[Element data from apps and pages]
*** Begin section ***

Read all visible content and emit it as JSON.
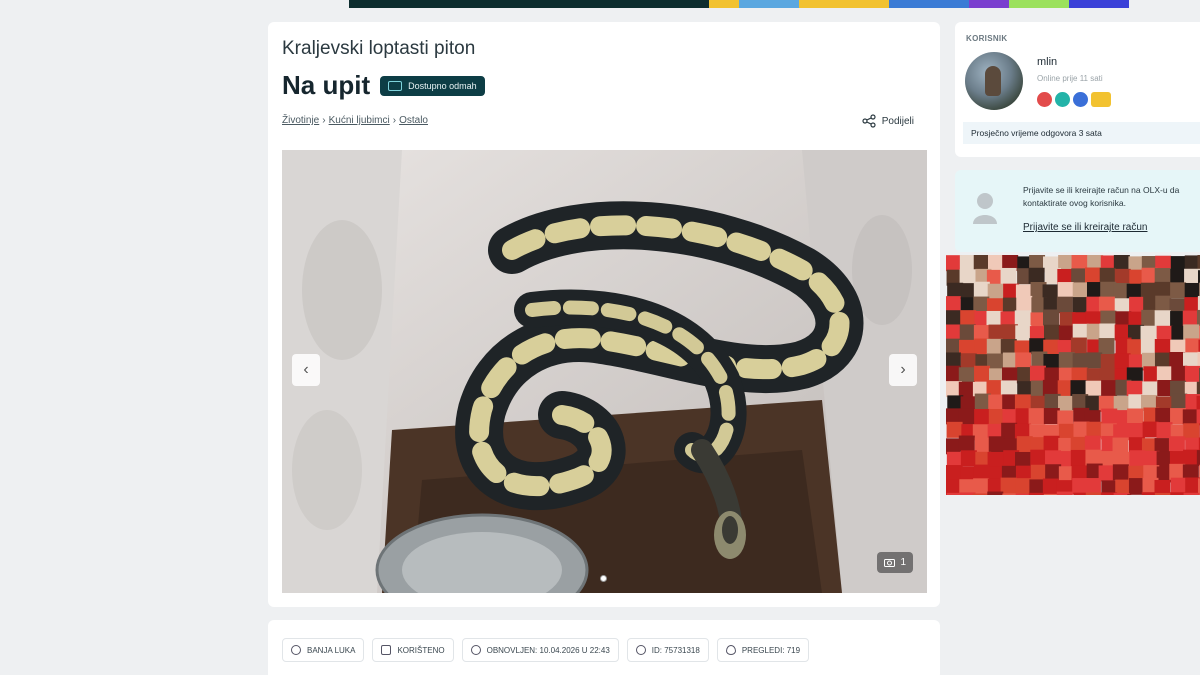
{
  "top_strip_colors": [
    "#0d2d2f",
    "#0d2d2f",
    "#0d2d2f",
    "#f2c230",
    "#5aa7e0",
    "#f2c230",
    "#3a7bd5",
    "#7a3fcf",
    "#9be15d",
    "#3a40d8"
  ],
  "listing": {
    "title": "Kraljevski loptasti piton",
    "price": "Na upit",
    "availability_badge": "Dostupno odmah",
    "breadcrumb": [
      "Životinje",
      "Kućni ljubimci",
      "Ostalo"
    ],
    "share_label": "Podijeli",
    "gallery": {
      "prev_icon": "chevron-left-icon",
      "next_icon": "chevron-right-icon",
      "photo_count": "1"
    }
  },
  "meta_chips": [
    {
      "icon": "location-pin-icon",
      "label": "BANJA LUKA"
    },
    {
      "icon": "tag-icon",
      "label": "KORIŠTENO"
    },
    {
      "icon": "clock-icon",
      "label": "OBNOVLJEN: 10.04.2026 U 22:43"
    },
    {
      "icon": "id-icon",
      "label": "ID: 75731318"
    },
    {
      "icon": "eye-icon",
      "label": "PREGLEDI: 719"
    }
  ],
  "user": {
    "section_label": "KORISNIK",
    "name": "mlin",
    "online": "Online prije 11 sati",
    "response_time": "Prosječno vrijeme odgovora 3 sata"
  },
  "login_prompt": {
    "text_line1": "Prijavite se ili kreirajte račun na OLX-u da",
    "text_line2": "kontaktirate ovog korisnika.",
    "link": "Prijavite se ili kreirajte račun"
  },
  "colors": {
    "badge_bg": "#0d3d45",
    "accent_teal": "#7fd3dc",
    "login_card_bg": "#e6f6f8"
  }
}
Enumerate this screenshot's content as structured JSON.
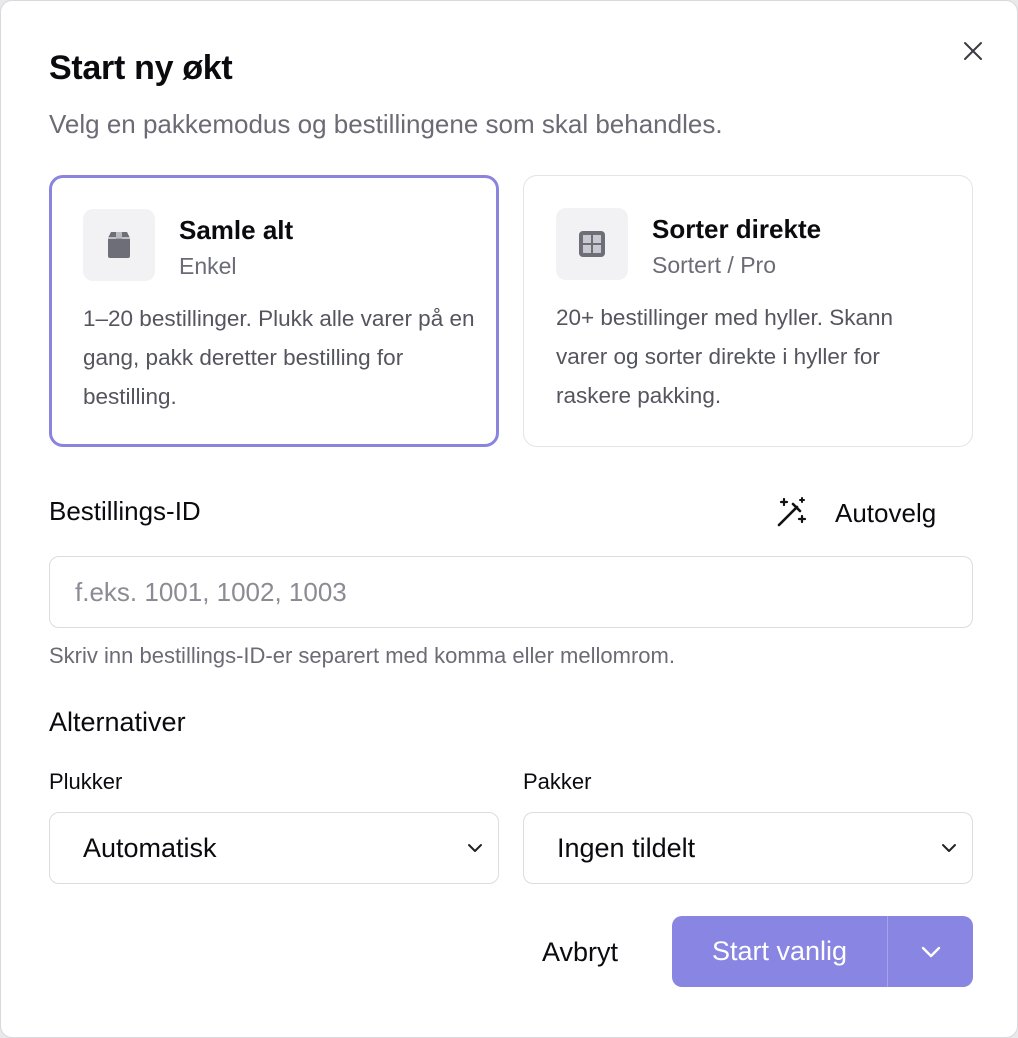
{
  "dialog": {
    "title": "Start ny økt",
    "subtitle": "Velg en pakkemodus og bestillingene som skal behandles."
  },
  "modes": [
    {
      "name": "Samle alt",
      "tag": "Enkel",
      "description": "1–20 bestillinger. Plukk alle varer på en gang, pakk deretter bestilling for bestilling.",
      "icon": "box-icon",
      "selected": true
    },
    {
      "name": "Sorter direkte",
      "tag": "Sortert / Pro",
      "description": "20+ bestillinger med hyller. Skann varer og sorter direkte i hyller for raskere pakking.",
      "icon": "grid-icon",
      "selected": false
    }
  ],
  "order_ids": {
    "label": "Bestillings-ID",
    "autoselect_label": "Autovelg",
    "autoselect_icon": "magic-wand-icon",
    "value": "",
    "placeholder": "f.eks. 1001, 1002, 1003",
    "hint": "Skriv inn bestillings-ID-er separert med komma eller mellomrom."
  },
  "options": {
    "title": "Alternativer",
    "picker": {
      "label": "Plukker",
      "value": "Automatisk"
    },
    "packer": {
      "label": "Pakker",
      "value": "Ingen tildelt"
    }
  },
  "actions": {
    "cancel_label": "Avbryt",
    "start_label": "Start vanlig"
  },
  "colors": {
    "accent": "#8985e2",
    "selected_border": "#8a84df",
    "muted_text": "#6b6b76"
  }
}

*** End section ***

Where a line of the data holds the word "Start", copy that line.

§ Response box:
    "title": "Start ny økt",
    "start_label": "Start vanlig"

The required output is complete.